• Data shown

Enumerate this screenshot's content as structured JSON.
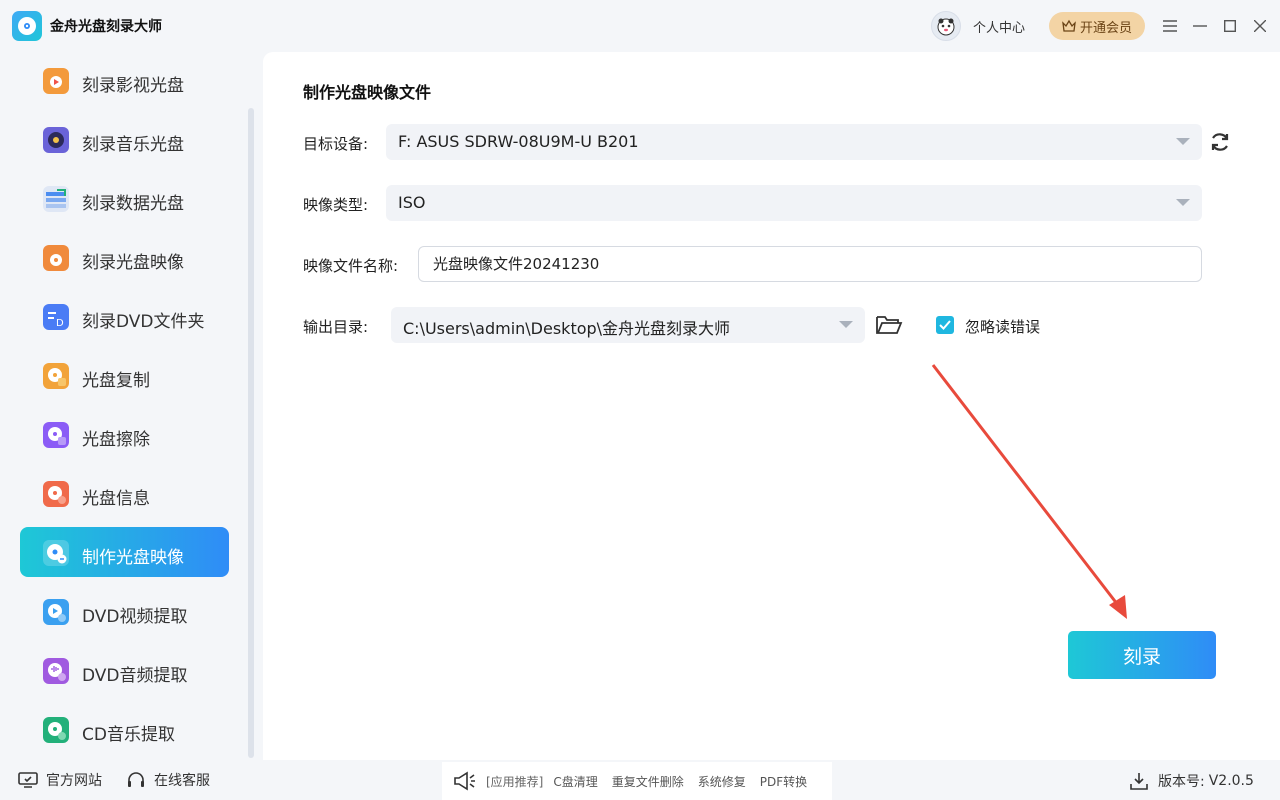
{
  "app": {
    "title": "金舟光盘刻录大师",
    "user_center": "个人中心",
    "vip_label": "开通会员"
  },
  "sidebar": {
    "items": [
      {
        "label": "刻录影视光盘",
        "icon": "video-disc-icon",
        "color": "#f39a3c"
      },
      {
        "label": "刻录音乐光盘",
        "icon": "music-disc-icon",
        "color": "#6a63d8"
      },
      {
        "label": "刻录数据光盘",
        "icon": "data-disc-icon",
        "color": "#4b8df0"
      },
      {
        "label": "刻录光盘映像",
        "icon": "image-disc-icon",
        "color": "#f08a3c"
      },
      {
        "label": "刻录DVD文件夹",
        "icon": "dvd-folder-icon",
        "color": "#4a7cf5"
      },
      {
        "label": "光盘复制",
        "icon": "copy-disc-icon",
        "color": "#f2a33a"
      },
      {
        "label": "光盘擦除",
        "icon": "erase-disc-icon",
        "color": "#8b5cf6"
      },
      {
        "label": "光盘信息",
        "icon": "info-disc-icon",
        "color": "#f06a4a"
      },
      {
        "label": "制作光盘映像",
        "icon": "make-image-icon",
        "color": "#ffffff"
      },
      {
        "label": "DVD视频提取",
        "icon": "dvd-video-extract-icon",
        "color": "#3aa0f0"
      },
      {
        "label": "DVD音频提取",
        "icon": "dvd-audio-extract-icon",
        "color": "#a05ae0"
      },
      {
        "label": "CD音乐提取",
        "icon": "cd-music-extract-icon",
        "color": "#22b07a"
      }
    ],
    "active_index": 8
  },
  "main": {
    "title": "制作光盘映像文件",
    "target_device_label": "目标设备:",
    "target_device_value": "F: ASUS SDRW-08U9M-U B201",
    "image_type_label": "映像类型:",
    "image_type_value": "ISO",
    "file_name_label": "映像文件名称:",
    "file_name_value": "光盘映像文件20241230",
    "output_dir_label": "输出目录:",
    "output_dir_value": "C:\\Users\\admin\\Desktop\\金舟光盘刻录大师",
    "ignore_errors_label": "忽略读错误",
    "ignore_errors_checked": true,
    "burn_button": "刻录"
  },
  "footer": {
    "official_site": "官方网站",
    "online_service": "在线客服",
    "rec_tag": "[应用推荐]",
    "rec_items": [
      "C盘清理",
      "重复文件删除",
      "系统修复",
      "PDF转换"
    ],
    "version_label": "版本号:",
    "version_value": "V2.0.5"
  },
  "colors": {
    "accent_start": "#1ec8d6",
    "accent_end": "#2f8cf7",
    "arrow": "#e84a3c",
    "vip_bg": "#f3d4a5"
  }
}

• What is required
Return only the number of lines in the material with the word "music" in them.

• Answer to this task
2